Both women put their helmets on and mounted the bike. The pilot, instead of just pulling a u-turn actually crossed slowly back over to the north bound lane. I slid down the hill a bit to help conceal my presence and pulled my rifle inside my poncho. The bikers rolled out slowly, much more cautiously than they had approached. The passenger didn’t look in my direction this time, but I still couldn’t shake the feeling that I’d been spotted.

I slithered my way back down the hill until I reached the bottom. The sound of the bikes engine faded. I turned over slowly and saw John sitting up against his pack, shotgun gripped tight in his hands. I gave him a thumbs up and bared my teeth at him in approximation of a smile and saw him relax.

I was about to stand up and walk over to him when I heard a voice. A man’s voice followed by several more. The voice was no louder than was necessary to have a conversation, but the voice was deep and cut through the air like a blade.  It took several moments but I got a fix on the voice’s location. I cursed and started to skull drag my way toward John. I knew he’d heard the voice, too, as he was lying prone with the shotgun pointed in the direction I’d heard the voices coming from.

Skull dragging was a pure pain and it took what seemed like a day to make it over to John. Once there I could see one stubble covered head and another covered with a ball cap. I couldn’t make out much of what was said but I caught a few words here and there. I was doing a lot of guessing here I realized, but I thought this was a family, maybe even the ones that owned the fields we were camped between.

I grabbed John’s shoulder and indicated that he should freeze in place. He nodded and I began another slow skull drag closer to the voices. There was no arguing with these folks. Stubble head was in charge. I think he was the father or at least an elder and the others seemed to accept his leadership without question. I envied Stubble head.

After a few moments the group decided to go investigate the area where the shots had come from. One of the voices was saying they thought they’d spotted a deer moving in that direction right before the shots were fired. Satisfied that these people didn’t pose an immediate threat, I turned back to John hold a silencing finger to my lips and told him to get up.

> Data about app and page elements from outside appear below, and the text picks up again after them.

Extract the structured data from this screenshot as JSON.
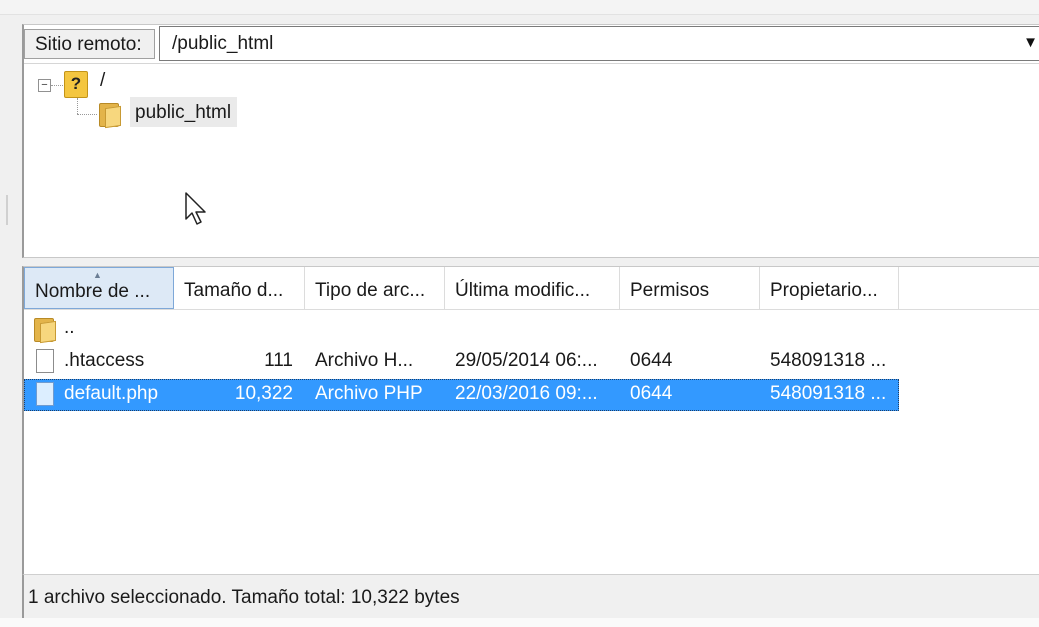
{
  "remote": {
    "label": "Sitio remoto:",
    "path": "/public_html"
  },
  "tree": {
    "root": "/",
    "child": "public_html"
  },
  "columns": [
    "Nombre de ...",
    "Tamaño d...",
    "Tipo de arc...",
    "Última modific...",
    "Permisos",
    "Propietario..."
  ],
  "files": [
    {
      "name": "..",
      "size": "",
      "type": "",
      "modified": "",
      "perms": "",
      "owner": "",
      "icon": "folder-icon"
    },
    {
      "name": ".htaccess",
      "size": "111",
      "type": "Archivo H...",
      "modified": "29/05/2014 06:...",
      "perms": "0644",
      "owner": "548091318 ...",
      "icon": "file-icon"
    },
    {
      "name": "default.php",
      "size": "10,322",
      "type": "Archivo PHP",
      "modified": "22/03/2016 09:...",
      "perms": "0644",
      "owner": "548091318 ...",
      "icon": "php-file-icon",
      "selected": true
    }
  ],
  "status": "1 archivo seleccionado. Tamaño total: 10,322 bytes",
  "colors": {
    "selection": "#3399ff",
    "sorted_header": "#dde9f6",
    "folder": "#e3b44a"
  }
}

We made it to our feet without any great noise, not that it was likely we would be heard over the sound of frogs chirping away, a sound that seemed to come from everywhere and nowhere all at once. I thought for a second about all the hand signals I was using. We weren’t having any communication issues in that respect and made a note to ask John about it later. I signaled move out and pointed in the direction I wanted us to go. John gave me a thumbs up and we began to move.

I was straining my eyes looking for twigs and roots that might trip me. Being this focused on one task was not good, but I didn’t want to make any noise that might give us away. I thought this was an excellent plan and I made a mental note to give myself a gold star later for my awesomeness.

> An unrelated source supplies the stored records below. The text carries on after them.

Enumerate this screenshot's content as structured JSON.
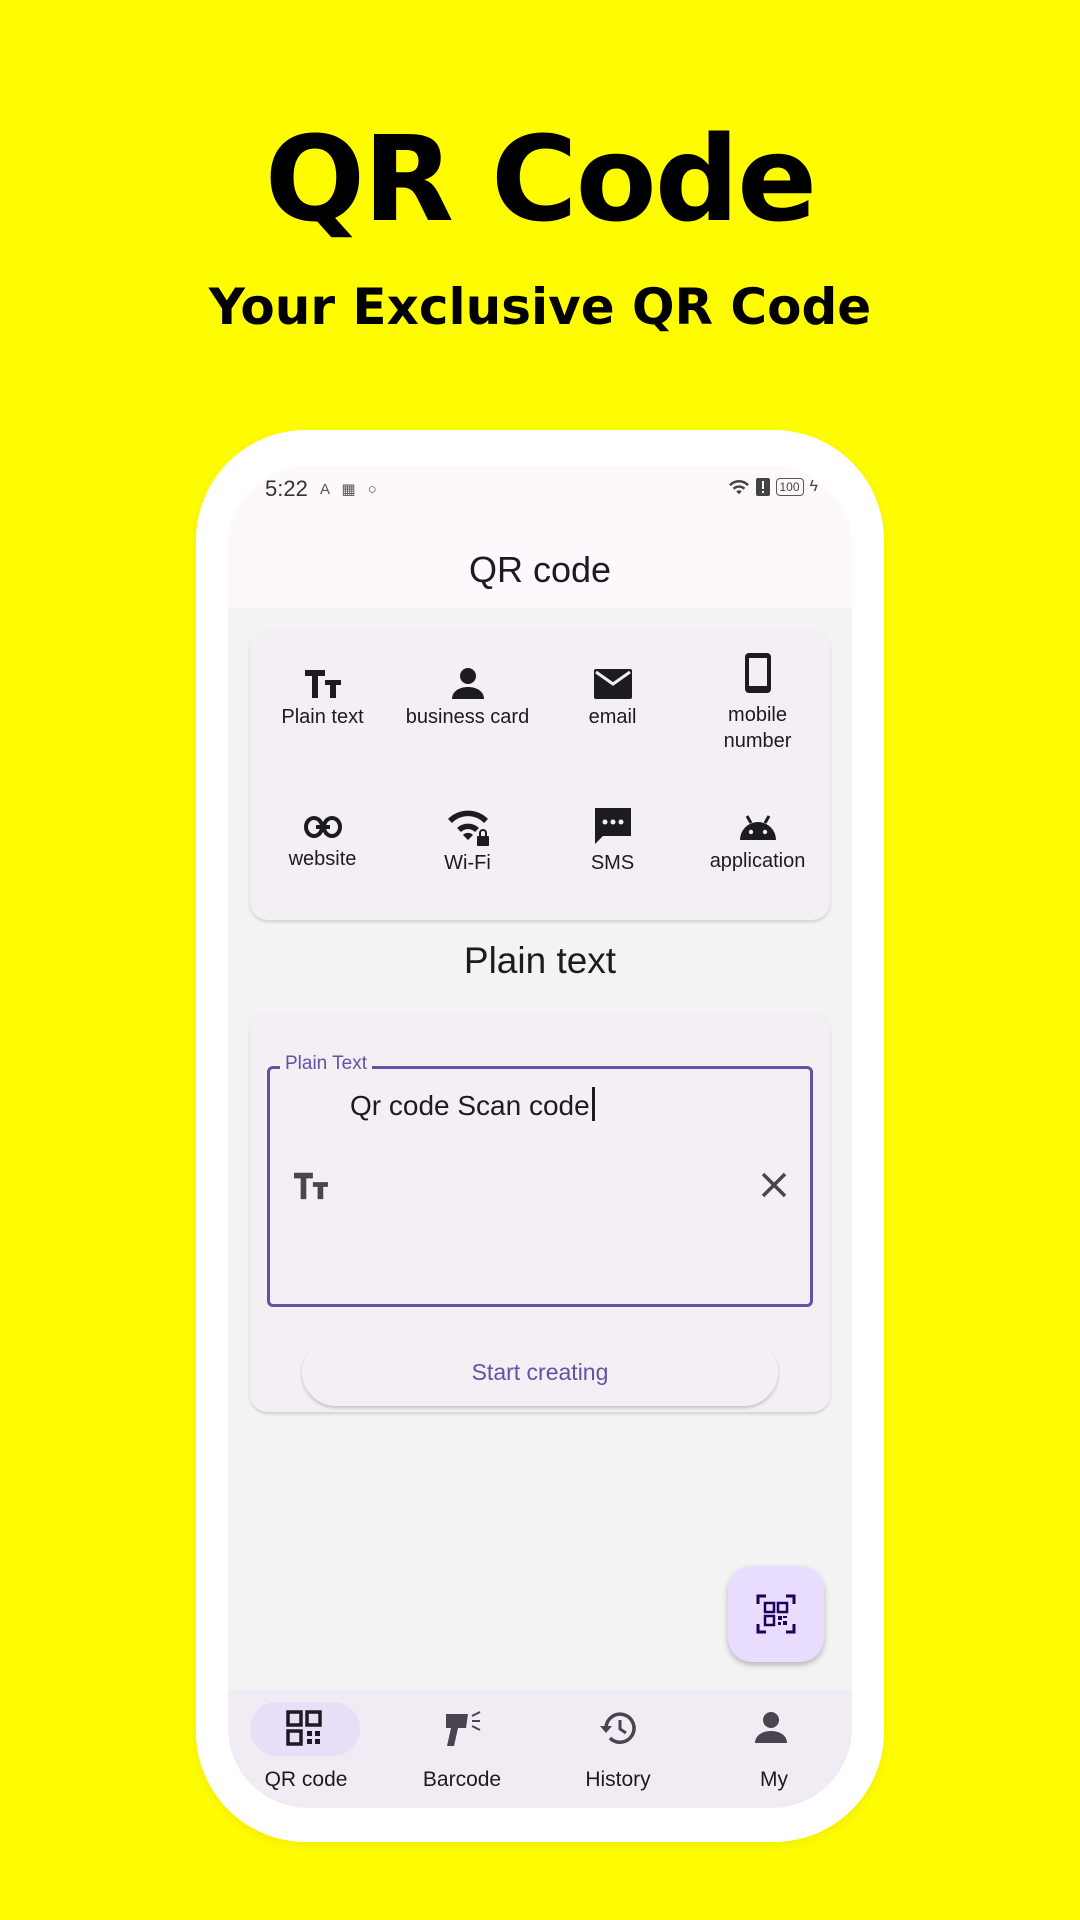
{
  "promo": {
    "title": "QR Code",
    "subtitle": "Your Exclusive QR Code"
  },
  "status_bar": {
    "time": "5:22",
    "battery": "100"
  },
  "app_bar": {
    "title": "QR code"
  },
  "types": [
    {
      "label": "Plain text",
      "icon": "text-fields-icon"
    },
    {
      "label": "business card",
      "icon": "person-icon"
    },
    {
      "label": "email",
      "icon": "email-icon"
    },
    {
      "label_line1": "mobile",
      "label_line2": "number",
      "icon": "phone-icon"
    },
    {
      "label": "website",
      "icon": "link-icon"
    },
    {
      "label": "Wi-Fi",
      "icon": "wifi-lock-icon"
    },
    {
      "label": "SMS",
      "icon": "sms-icon"
    },
    {
      "label": "application",
      "icon": "android-icon"
    }
  ],
  "section_title": "Plain text",
  "form": {
    "field_label": "Plain Text",
    "field_value": "Qr code Scan code",
    "submit_label": "Start creating"
  },
  "nav": [
    {
      "label": "QR code",
      "icon": "qr-code-icon",
      "selected": true
    },
    {
      "label": "Barcode",
      "icon": "barcode-scanner-icon"
    },
    {
      "label": "History",
      "icon": "history-icon"
    },
    {
      "label": "My",
      "icon": "person-icon"
    }
  ],
  "colors": {
    "background": "#fffb00",
    "accent": "#6750a4",
    "fab": "#e9ddff",
    "nav_indicator": "#e8def8"
  }
}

As we approached the edge of the field I froze with one foot in the air yet and flashed the ‘freeze’ sign back at John, hoping he could see it. Stubble head left a sentry at the place where they’d been standing. He didn’t give any sign that he’s seen or heard us before we pulled up only a few scant feet away.  Two more steps and my face would’ve smacked into the back of the sentry’s head.

I eased my foot to the ground and stood unmoving while I tried to decide how to proceed. The decision was made for me as a sound like a bird call drew the sentry away from his post. I let out the breath I didn’t realize I had been holding and mentally chuckled. I’d drawn Sweet Louise without really thinking about it. I gave the hand signal for John to move up. “Finn?” he called out. I turned prepared to drive Sweet Louise through his stupid not-knowing-to-keep-quiet-mouth and saw Stubble head holding a Ka-bar very much like my Sweet Louise to John’s throat.

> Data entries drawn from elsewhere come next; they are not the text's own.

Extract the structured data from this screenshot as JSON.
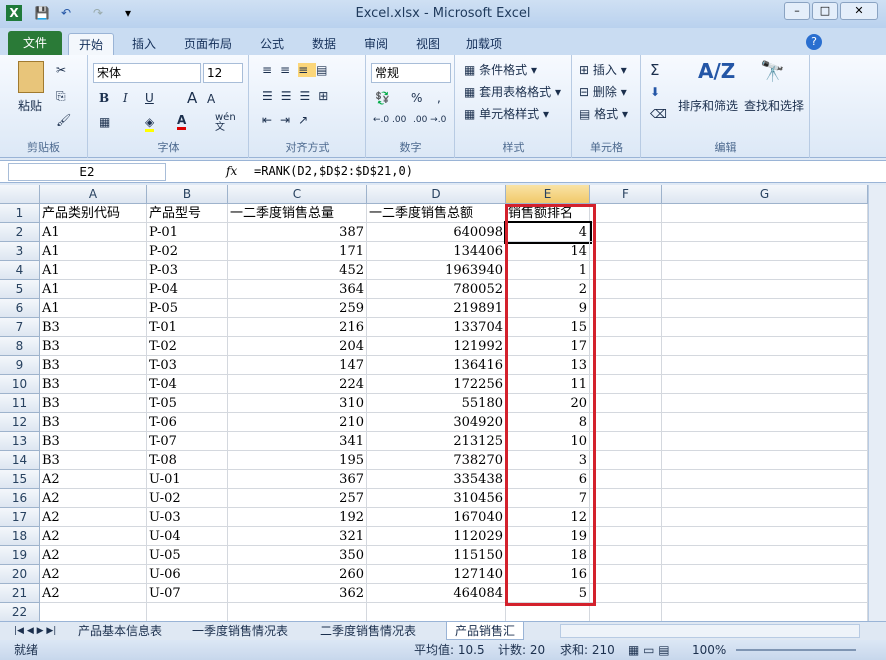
{
  "window": {
    "title": "Excel.xlsx - Microsoft Excel",
    "min": "–",
    "max": "□",
    "close": "✕"
  },
  "quick_access": {
    "excel_icon": "X",
    "save": "💾",
    "undo": "↶",
    "redo": "↷",
    "customize": "▾"
  },
  "tabs": [
    "文件",
    "开始",
    "插入",
    "页面布局",
    "公式",
    "数据",
    "审阅",
    "视图",
    "加载项"
  ],
  "ribbon": {
    "clipboard": {
      "label": "剪贴板",
      "paste": "粘贴"
    },
    "font": {
      "label": "字体",
      "name": "宋体",
      "size": "12",
      "bold": "B",
      "italic": "I",
      "underline": "U",
      "grow": "A",
      "shrink": "A",
      "color": "A",
      "wen": "wén 文"
    },
    "align": {
      "label": "对齐方式"
    },
    "number": {
      "label": "数字",
      "format": "常规",
      "percent": "%",
      "comma": ",",
      "inc": "←.0 .00",
      "dec": ".00 →.0"
    },
    "styles": {
      "label": "样式",
      "items": [
        "条件格式",
        "套用表格格式",
        "单元格样式"
      ]
    },
    "cells": {
      "label": "单元格",
      "items": [
        "插入",
        "删除",
        "格式"
      ]
    },
    "editing": {
      "label": "编辑",
      "sum": "Σ",
      "sort": "排序和筛选",
      "find": "查找和选择"
    }
  },
  "formula_bar": {
    "name_box": "E2",
    "fx": "fx",
    "formula": "=RANK(D2,$D$2:$D$21,0)"
  },
  "columns": [
    "A",
    "B",
    "C",
    "D",
    "E",
    "F",
    "G"
  ],
  "headers": [
    "产品类别代码",
    "产品型号",
    "一二季度销售总量",
    "一二季度销售总额",
    "销售额排名"
  ],
  "rows": [
    [
      "A1",
      "P-01",
      "387",
      "640098",
      "4"
    ],
    [
      "A1",
      "P-02",
      "171",
      "134406",
      "14"
    ],
    [
      "A1",
      "P-03",
      "452",
      "1963940",
      "1"
    ],
    [
      "A1",
      "P-04",
      "364",
      "780052",
      "2"
    ],
    [
      "A1",
      "P-05",
      "259",
      "219891",
      "9"
    ],
    [
      "B3",
      "T-01",
      "216",
      "133704",
      "15"
    ],
    [
      "B3",
      "T-02",
      "204",
      "121992",
      "17"
    ],
    [
      "B3",
      "T-03",
      "147",
      "136416",
      "13"
    ],
    [
      "B3",
      "T-04",
      "224",
      "172256",
      "11"
    ],
    [
      "B3",
      "T-05",
      "310",
      "55180",
      "20"
    ],
    [
      "B3",
      "T-06",
      "210",
      "304920",
      "8"
    ],
    [
      "B3",
      "T-07",
      "341",
      "213125",
      "10"
    ],
    [
      "B3",
      "T-08",
      "195",
      "738270",
      "3"
    ],
    [
      "A2",
      "U-01",
      "367",
      "335438",
      "6"
    ],
    [
      "A2",
      "U-02",
      "257",
      "310456",
      "7"
    ],
    [
      "A2",
      "U-03",
      "192",
      "167040",
      "12"
    ],
    [
      "A2",
      "U-04",
      "321",
      "112029",
      "19"
    ],
    [
      "A2",
      "U-05",
      "350",
      "115150",
      "18"
    ],
    [
      "A2",
      "U-06",
      "260",
      "127140",
      "16"
    ],
    [
      "A2",
      "U-07",
      "362",
      "464084",
      "5"
    ]
  ],
  "sheet_tabs": [
    "产品基本信息表",
    "一季度销售情况表",
    "二季度销售情况表",
    "产品销售汇"
  ],
  "status": {
    "ready": "就绪",
    "average": "平均值: 10.5",
    "count": "计数: 20",
    "sum": "求和: 210",
    "zoom": "100%"
  },
  "colors": {
    "highlight": "#d3212c",
    "file_tab": "#2a7a37"
  }
}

I sheathed my Ka-bar and held up my hands. As soon as I did I felt what I had to guess was the muzzle of a gun pressed to the back of my head. Why, I asked myself, why did I call on Odin?

The barrel of the gun pressed harder into the back of my head and I heard a hammer being cocked.

“Figures” I muttered mostly to myself and tried my best to smile at our captors convincingly.